Restrooms in Japan are not that simple. Check it out what you need to know.
1- Types of Toilets
Crédito da foto: Matt Perreault
In Japan about 10% of the restrooms are still structured with traditional toilets, called Washiki, the one that you need to squat to use it. The correct way to use it is by squatting in front of it, as opposed to ordinary toilets.
Is it weird to you? Well, most Japanese prefer this type of toilet because they find it more hygienic.
2- Technological bathrooms
Crédito da foto: Aaron
Most restrooms have amazing technologies. You can use hot and cold air-conditioning to dry intimate parts, put music to avoid embarrassment and even call an attendant for an emergency. However, it is very common not to find the simplest: The toilet flush! Yes, that’s because sometimes it flushes by sensor, sometimes it is manual, or you might have to press one of the many buttons written in Japanese.
Here’s an advice: As mentioned above there are many buttons. To avoid embarrassment, we recommend that you do not press the emergency button by mistake in order to flush, because the attendant will come to rescue you.
3- Hot toilet seats
Créditos: Seek New Travel For the comfort of all, mainly during Winter, the restrooms with technological systems offer warm seats.
Créditos Hervé Girod
In some public toilets, it is necessary to take off your shoes and wear the slippers that the own place offers when entering in order to maintain the hygiene of the local.
5- Electronic Map
In some restrooms you will find a map to identify which toilets are free to use.
6- Toilet paper
It is always good to carry a piece of toilet paper with you. In some bathrooms (the minority) it is not provided. There are restrooms that you can buy it on the spot. But as a precaution, we advise you to have your own.

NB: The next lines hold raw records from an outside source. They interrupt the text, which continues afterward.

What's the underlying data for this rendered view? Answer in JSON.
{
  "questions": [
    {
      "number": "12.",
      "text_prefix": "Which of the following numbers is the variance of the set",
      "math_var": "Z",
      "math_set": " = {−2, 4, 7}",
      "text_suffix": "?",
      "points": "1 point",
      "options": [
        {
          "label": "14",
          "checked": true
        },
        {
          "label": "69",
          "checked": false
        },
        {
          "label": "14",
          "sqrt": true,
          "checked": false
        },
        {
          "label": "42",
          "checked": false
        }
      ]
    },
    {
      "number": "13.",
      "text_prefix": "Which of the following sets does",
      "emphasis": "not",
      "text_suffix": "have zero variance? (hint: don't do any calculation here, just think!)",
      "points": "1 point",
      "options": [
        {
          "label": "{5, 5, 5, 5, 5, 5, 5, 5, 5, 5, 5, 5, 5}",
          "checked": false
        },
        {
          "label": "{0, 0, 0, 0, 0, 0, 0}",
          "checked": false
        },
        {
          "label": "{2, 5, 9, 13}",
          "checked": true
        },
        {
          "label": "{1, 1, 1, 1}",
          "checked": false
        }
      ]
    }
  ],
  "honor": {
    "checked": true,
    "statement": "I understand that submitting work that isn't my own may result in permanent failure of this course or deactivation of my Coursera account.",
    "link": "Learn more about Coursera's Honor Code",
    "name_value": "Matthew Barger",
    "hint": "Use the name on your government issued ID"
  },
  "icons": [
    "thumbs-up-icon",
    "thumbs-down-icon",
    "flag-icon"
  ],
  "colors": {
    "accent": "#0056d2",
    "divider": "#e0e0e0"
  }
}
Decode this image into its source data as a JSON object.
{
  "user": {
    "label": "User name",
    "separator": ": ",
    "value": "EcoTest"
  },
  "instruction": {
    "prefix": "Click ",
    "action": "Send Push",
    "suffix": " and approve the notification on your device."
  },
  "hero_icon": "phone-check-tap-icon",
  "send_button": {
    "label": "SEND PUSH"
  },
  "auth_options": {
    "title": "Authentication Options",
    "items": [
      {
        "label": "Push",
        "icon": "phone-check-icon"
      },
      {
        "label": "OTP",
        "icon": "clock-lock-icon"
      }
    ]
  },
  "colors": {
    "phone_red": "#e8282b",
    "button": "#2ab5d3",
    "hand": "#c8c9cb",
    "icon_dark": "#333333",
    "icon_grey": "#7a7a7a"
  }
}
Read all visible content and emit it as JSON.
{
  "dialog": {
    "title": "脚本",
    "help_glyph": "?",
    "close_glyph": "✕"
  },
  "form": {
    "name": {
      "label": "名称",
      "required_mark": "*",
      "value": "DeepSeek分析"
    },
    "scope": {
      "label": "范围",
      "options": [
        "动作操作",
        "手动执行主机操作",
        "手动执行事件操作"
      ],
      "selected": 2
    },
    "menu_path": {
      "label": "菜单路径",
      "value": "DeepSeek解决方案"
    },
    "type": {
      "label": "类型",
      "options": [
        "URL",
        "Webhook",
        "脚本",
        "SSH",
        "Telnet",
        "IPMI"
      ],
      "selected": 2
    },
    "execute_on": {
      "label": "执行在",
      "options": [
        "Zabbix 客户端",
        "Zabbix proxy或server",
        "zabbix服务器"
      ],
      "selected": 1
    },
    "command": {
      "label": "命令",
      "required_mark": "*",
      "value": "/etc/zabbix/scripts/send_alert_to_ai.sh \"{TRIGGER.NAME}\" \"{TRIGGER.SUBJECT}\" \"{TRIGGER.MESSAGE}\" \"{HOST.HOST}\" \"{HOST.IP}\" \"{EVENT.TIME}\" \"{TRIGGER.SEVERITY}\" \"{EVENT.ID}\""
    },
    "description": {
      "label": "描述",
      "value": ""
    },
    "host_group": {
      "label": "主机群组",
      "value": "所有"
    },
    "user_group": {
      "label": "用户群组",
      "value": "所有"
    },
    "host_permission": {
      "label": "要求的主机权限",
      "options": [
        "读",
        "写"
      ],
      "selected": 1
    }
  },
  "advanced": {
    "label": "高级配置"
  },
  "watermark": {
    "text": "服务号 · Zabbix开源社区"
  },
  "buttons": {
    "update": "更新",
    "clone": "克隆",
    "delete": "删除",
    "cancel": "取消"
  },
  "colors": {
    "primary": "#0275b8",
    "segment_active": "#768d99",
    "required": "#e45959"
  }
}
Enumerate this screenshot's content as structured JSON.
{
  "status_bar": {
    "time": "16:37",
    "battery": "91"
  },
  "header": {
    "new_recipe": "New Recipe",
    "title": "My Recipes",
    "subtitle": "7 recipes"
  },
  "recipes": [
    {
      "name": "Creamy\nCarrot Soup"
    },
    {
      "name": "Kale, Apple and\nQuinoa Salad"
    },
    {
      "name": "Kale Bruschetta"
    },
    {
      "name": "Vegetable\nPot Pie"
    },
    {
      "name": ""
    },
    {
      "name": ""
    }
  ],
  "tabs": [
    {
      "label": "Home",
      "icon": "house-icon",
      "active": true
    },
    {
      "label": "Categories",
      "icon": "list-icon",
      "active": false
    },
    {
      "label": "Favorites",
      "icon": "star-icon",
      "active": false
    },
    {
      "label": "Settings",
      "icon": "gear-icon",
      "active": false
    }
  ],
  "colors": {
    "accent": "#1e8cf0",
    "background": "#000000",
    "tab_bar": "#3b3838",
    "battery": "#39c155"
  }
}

Always good to memorize Kanji for man and woman! The kanji of man is: 男 and that of woman is: 女.